While I’m reading Fourth Grade Celebrity, a realization suddenly struck me: that reading a book isn’t as boring as I originally perceived it to be. As a matter of fact, I really enjoyed it, big time. After I read it, it left me from wanting more. And since then, the bookworm I didn’t know living inside me was finally unleashed. I started reading the Sweet Valley High books, the Sabrina the Teenage Witch books, and the likes. It was during my third year in high school when I started reading more serious materials from authors like Paulo Coelho, Nicholas Sparks, Mitch Albom, to name a few.

My story was pretty lame, you gotta admit it, but the fact that what introduced me to the world of fiction and literature was a kid’s book is quite . . . funny, I guess. A kid’s book opened my eyes to the world completely different from my own. I’m also thankful that my English teacher back then required us to write a book report, or else I would surely miss the fun of meeting different characters from different books, may they be fictional or not, and have them haunt me for the rest of my life.

As of now, I have already read numerous books, most of them specifically from the Young Adult genre. The fun of sticking up with the protagonist of these novels from the very first up to the very last page is resolute.
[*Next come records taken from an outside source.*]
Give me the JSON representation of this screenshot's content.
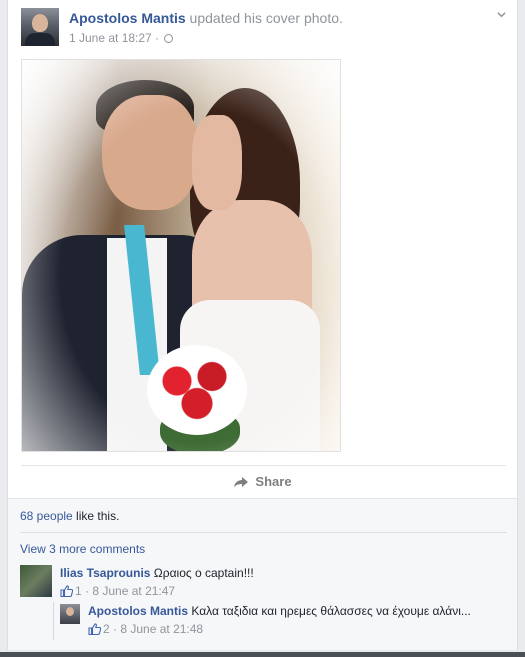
{
  "post": {
    "author": "Apostolos Mantis",
    "action": " updated his cover photo.",
    "timestamp": "1 June at 18:27",
    "separator": " · ",
    "privacy_icon": "globe-icon",
    "options_icon": "chevron-down-icon"
  },
  "actions": {
    "share_label": "Share",
    "share_icon": "share-arrow-icon"
  },
  "likes": {
    "count_text": "68 people",
    "suffix": " like this."
  },
  "comments": {
    "view_more": "View 3 more comments",
    "items": [
      {
        "author": "Ilias Tsaprounis",
        "text": " Ωραιος ο captain!!!",
        "like_count": "1",
        "separator": " · ",
        "time": "8 June at 21:47"
      },
      {
        "author": "Apostolos Mantis",
        "text": " Καλα ταξιδια και ηρεμες θάλασσες να έχουμε αλάνι...",
        "like_count": "2",
        "separator": " · ",
        "time": "8 June at 21:48"
      }
    ]
  },
  "colors": {
    "link": "#365899",
    "meta": "#90949c",
    "footer_bg": "#f6f7f9"
  }
}
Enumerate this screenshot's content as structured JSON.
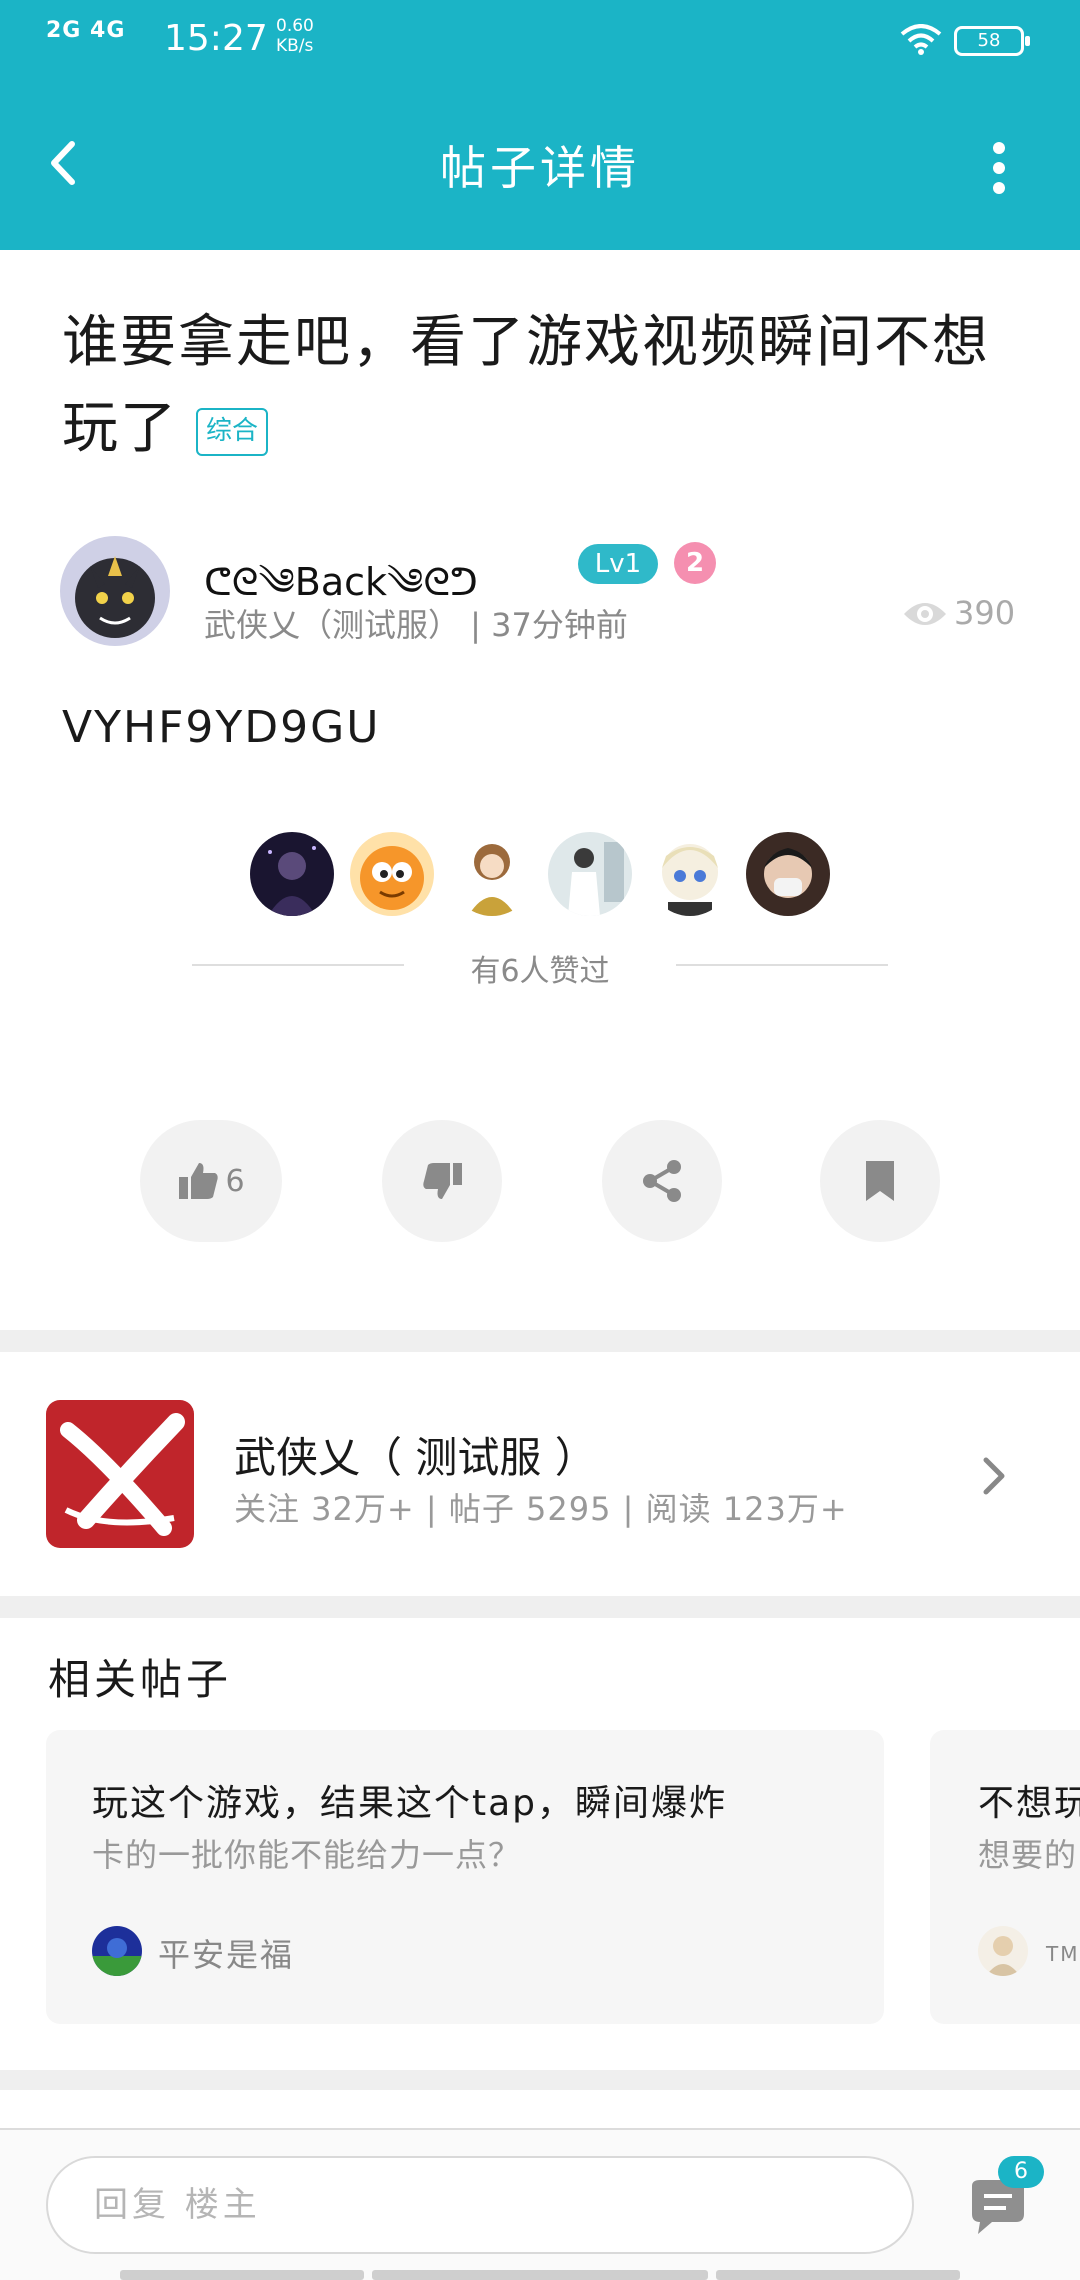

You have the power to witness, albeit the fact they are just plain figments of imagination by their creators, how the character changes through the course of the story.

Magically, the day I grabbed a children’s book from the book sale was the day I filled my list of “Why Do We All Need To Read Books.”

More bookworms facts to follow, people! 🙂